* [What you should do]:
Print all the records exactly, please.

* [Provided material]:
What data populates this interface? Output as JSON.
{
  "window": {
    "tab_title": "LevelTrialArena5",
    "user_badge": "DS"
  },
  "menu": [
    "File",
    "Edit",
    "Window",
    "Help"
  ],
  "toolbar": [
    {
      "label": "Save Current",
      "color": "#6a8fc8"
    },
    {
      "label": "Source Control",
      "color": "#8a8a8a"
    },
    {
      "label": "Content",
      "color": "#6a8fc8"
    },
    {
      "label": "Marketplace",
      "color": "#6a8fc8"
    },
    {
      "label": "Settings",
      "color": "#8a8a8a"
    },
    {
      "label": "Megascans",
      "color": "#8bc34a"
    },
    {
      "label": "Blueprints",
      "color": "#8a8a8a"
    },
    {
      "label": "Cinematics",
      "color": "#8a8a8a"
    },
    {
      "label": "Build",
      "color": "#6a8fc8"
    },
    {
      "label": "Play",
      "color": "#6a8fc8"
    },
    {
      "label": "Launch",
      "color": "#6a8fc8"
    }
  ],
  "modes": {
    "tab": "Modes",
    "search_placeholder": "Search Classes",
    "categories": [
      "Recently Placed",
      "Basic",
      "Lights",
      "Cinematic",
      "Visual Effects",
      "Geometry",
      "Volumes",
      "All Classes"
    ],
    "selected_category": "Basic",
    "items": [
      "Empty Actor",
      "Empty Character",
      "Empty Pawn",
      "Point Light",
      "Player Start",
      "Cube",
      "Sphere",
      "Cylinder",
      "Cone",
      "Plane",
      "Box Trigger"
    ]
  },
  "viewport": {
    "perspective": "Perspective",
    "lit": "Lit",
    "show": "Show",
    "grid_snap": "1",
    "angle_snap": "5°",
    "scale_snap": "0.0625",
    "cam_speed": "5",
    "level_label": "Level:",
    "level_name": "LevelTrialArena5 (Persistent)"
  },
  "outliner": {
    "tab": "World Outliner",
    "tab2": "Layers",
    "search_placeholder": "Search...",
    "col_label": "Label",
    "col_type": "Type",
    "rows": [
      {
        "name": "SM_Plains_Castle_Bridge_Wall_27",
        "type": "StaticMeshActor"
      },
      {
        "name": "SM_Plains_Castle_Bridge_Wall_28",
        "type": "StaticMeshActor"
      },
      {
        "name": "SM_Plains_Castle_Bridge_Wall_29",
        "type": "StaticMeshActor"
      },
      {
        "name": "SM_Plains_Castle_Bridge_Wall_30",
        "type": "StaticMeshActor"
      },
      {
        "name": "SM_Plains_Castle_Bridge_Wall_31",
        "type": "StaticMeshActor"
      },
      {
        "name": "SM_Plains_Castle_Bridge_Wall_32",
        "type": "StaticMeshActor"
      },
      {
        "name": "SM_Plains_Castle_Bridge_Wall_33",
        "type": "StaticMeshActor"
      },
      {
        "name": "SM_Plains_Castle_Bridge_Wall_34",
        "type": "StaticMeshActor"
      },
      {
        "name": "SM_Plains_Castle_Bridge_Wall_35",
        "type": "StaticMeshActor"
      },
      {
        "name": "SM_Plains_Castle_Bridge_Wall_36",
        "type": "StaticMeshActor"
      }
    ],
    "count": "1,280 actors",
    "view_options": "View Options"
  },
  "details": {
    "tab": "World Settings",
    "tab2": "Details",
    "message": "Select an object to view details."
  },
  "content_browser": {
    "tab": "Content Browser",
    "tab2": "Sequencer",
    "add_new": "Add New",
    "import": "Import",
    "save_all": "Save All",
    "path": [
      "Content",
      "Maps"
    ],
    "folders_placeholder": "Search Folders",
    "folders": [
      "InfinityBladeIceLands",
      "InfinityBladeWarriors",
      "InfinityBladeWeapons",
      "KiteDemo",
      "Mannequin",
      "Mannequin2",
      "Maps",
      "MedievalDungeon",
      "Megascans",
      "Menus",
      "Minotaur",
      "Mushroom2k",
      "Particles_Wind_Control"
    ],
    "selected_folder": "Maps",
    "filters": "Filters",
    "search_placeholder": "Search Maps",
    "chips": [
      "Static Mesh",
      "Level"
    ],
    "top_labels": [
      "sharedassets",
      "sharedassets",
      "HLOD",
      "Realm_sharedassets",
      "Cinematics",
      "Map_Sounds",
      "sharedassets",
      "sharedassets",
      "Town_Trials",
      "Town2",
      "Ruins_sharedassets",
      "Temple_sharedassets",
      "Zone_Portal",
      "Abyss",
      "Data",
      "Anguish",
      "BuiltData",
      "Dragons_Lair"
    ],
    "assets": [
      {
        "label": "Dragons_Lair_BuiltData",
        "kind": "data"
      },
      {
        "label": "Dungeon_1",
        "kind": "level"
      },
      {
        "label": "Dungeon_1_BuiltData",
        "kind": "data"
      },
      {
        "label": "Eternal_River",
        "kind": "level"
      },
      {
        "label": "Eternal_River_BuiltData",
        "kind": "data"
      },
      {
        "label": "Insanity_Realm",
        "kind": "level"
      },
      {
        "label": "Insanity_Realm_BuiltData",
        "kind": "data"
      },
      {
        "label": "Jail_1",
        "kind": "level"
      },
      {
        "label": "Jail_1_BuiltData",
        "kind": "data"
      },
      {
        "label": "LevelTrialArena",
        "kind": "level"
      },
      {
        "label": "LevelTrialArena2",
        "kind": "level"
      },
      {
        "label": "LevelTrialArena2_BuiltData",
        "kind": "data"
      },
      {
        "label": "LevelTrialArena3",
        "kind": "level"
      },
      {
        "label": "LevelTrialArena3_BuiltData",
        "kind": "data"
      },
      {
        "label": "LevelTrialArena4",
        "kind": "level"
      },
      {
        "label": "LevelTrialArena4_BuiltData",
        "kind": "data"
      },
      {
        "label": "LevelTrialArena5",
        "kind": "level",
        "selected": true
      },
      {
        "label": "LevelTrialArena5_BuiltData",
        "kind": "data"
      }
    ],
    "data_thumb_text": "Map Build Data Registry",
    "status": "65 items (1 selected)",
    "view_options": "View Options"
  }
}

* [The answer]:
What data populates this interface? Output as JSON.
{
  "window": {
    "tab_title": "LevelTrialArena5",
    "user_badge": "DS"
  },
  "menu": [
    "File",
    "Edit",
    "Window",
    "Help"
  ],
  "toolbar": [
    {
      "label": "Save Current",
      "color": "#6a8fc8"
    },
    {
      "label": "Source Control",
      "color": "#8a8a8a"
    },
    {
      "label": "Content",
      "color": "#6a8fc8"
    },
    {
      "label": "Marketplace",
      "color": "#6a8fc8"
    },
    {
      "label": "Settings",
      "color": "#8a8a8a"
    },
    {
      "label": "Megascans",
      "color": "#8bc34a"
    },
    {
      "label": "Blueprints",
      "color": "#8a8a8a"
    },
    {
      "label": "Cinematics",
      "color": "#8a8a8a"
    },
    {
      "label": "Build",
      "color": "#6a8fc8"
    },
    {
      "label": "Play",
      "color": "#6a8fc8"
    },
    {
      "label": "Launch",
      "color": "#6a8fc8"
    }
  ],
  "modes": {
    "tab": "Modes",
    "search_placeholder": "Search Classes",
    "categories": [
      "Recently Placed",
      "Basic",
      "Lights",
      "Cinematic",
      "Visual Effects",
      "Geometry",
      "Volumes",
      "All Classes"
    ],
    "selected_category": "Basic",
    "items": [
      "Empty Actor",
      "Empty Character",
      "Empty Pawn",
      "Point Light",
      "Player Start",
      "Cube",
      "Sphere",
      "Cylinder",
      "Cone",
      "Plane",
      "Box Trigger"
    ]
  },
  "viewport": {
    "perspective": "Perspective",
    "lit": "Lit",
    "show": "Show",
    "grid_snap": "1",
    "angle_snap": "5°",
    "scale_snap": "0.0625",
    "cam_speed": "5",
    "level_label": "Level:",
    "level_name": "LevelTrialArena5 (Persistent)"
  },
  "outliner": {
    "tab": "World Outliner",
    "tab2": "Layers",
    "search_placeholder": "Search...",
    "col_label": "Label",
    "col_type": "Type",
    "rows": [
      {
        "name": "SM_Plains_Castle_Bridge_Wall_27",
        "type": "StaticMeshActor"
      },
      {
        "name": "SM_Plains_Castle_Bridge_Wall_28",
        "type": "StaticMeshActor"
      },
      {
        "name": "SM_Plains_Castle_Bridge_Wall_29",
        "type": "StaticMeshActor"
      },
      {
        "name": "SM_Plains_Castle_Bridge_Wall_30",
        "type": "StaticMeshActor"
      },
      {
        "name": "SM_Plains_Castle_Bridge_Wall_31",
        "type": "StaticMeshActor"
      },
      {
        "name": "SM_Plains_Castle_Bridge_Wall_32",
        "type": "StaticMeshActor"
      },
      {
        "name": "SM_Plains_Castle_Bridge_Wall_33",
        "type": "StaticMeshActor"
      },
      {
        "name": "SM_Plains_Castle_Bridge_Wall_34",
        "type": "StaticMeshActor"
      },
      {
        "name": "SM_Plains_Castle_Bridge_Wall_35",
        "type": "StaticMeshActor"
      },
      {
        "name": "SM_Plains_Castle_Bridge_Wall_36",
        "type": "StaticMeshActor"
      }
    ],
    "count": "1,280 actors",
    "view_options": "View Options"
  },
  "details": {
    "tab": "World Settings",
    "tab2": "Details",
    "message": "Select an object to view details."
  },
  "content_browser": {
    "tab": "Content Browser",
    "tab2": "Sequencer",
    "add_new": "Add New",
    "import": "Import",
    "save_all": "Save All",
    "path": [
      "Content",
      "Maps"
    ],
    "folders_placeholder": "Search Folders",
    "folders": [
      "InfinityBladeIceLands",
      "InfinityBladeWarriors",
      "InfinityBladeWeapons",
      "KiteDemo",
      "Mannequin",
      "Mannequin2",
      "Maps",
      "MedievalDungeon",
      "Megascans",
      "Menus",
      "Minotaur",
      "Mushroom2k",
      "Particles_Wind_Control"
    ],
    "selected_folder": "Maps",
    "filters": "Filters",
    "search_placeholder": "Search Maps",
    "chips": [
      "Static Mesh",
      "Level"
    ],
    "top_labels": [
      "sharedassets",
      "sharedassets",
      "HLOD",
      "Realm_sharedassets",
      "Cinematics",
      "Map_Sounds",
      "sharedassets",
      "sharedassets",
      "Town_Trials",
      "Town2",
      "Ruins_sharedassets",
      "Temple_sharedassets",
      "Zone_Portal",
      "Abyss",
      "Data",
      "Anguish",
      "BuiltData",
      "Dragons_Lair"
    ],
    "assets": [
      {
        "label": "Dragons_Lair_BuiltData",
        "kind": "data"
      },
      {
        "label": "Dungeon_1",
        "kind": "level"
      },
      {
        "label": "Dungeon_1_BuiltData",
        "kind": "data"
      },
      {
        "label": "Eternal_River",
        "kind": "level"
      },
      {
        "label": "Eternal_River_BuiltData",
        "kind": "data"
      },
      {
        "label": "Insanity_Realm",
        "kind": "level"
      },
      {
        "label": "Insanity_Realm_BuiltData",
        "kind": "data"
      },
      {
        "label": "Jail_1",
        "kind": "level"
      },
      {
        "label": "Jail_1_BuiltData",
        "kind": "data"
      },
      {
        "label": "LevelTrialArena",
        "kind": "level"
      },
      {
        "label": "LevelTrialArena2",
        "kind": "level"
      },
      {
        "label": "LevelTrialArena2_BuiltData",
        "kind": "data"
      },
      {
        "label": "LevelTrialArena3",
        "kind": "level"
      },
      {
        "label": "LevelTrialArena3_BuiltData",
        "kind": "data"
      },
      {
        "label": "LevelTrialArena4",
        "kind": "level"
      },
      {
        "label": "LevelTrialArena4_BuiltData",
        "kind": "data"
      },
      {
        "label": "LevelTrialArena5",
        "kind": "level",
        "selected": true
      },
      {
        "label": "LevelTrialArena5_BuiltData",
        "kind": "data"
      }
    ],
    "data_thumb_text": "Map Build Data Registry",
    "status": "65 items (1 selected)",
    "view_options": "View Options"
  }
}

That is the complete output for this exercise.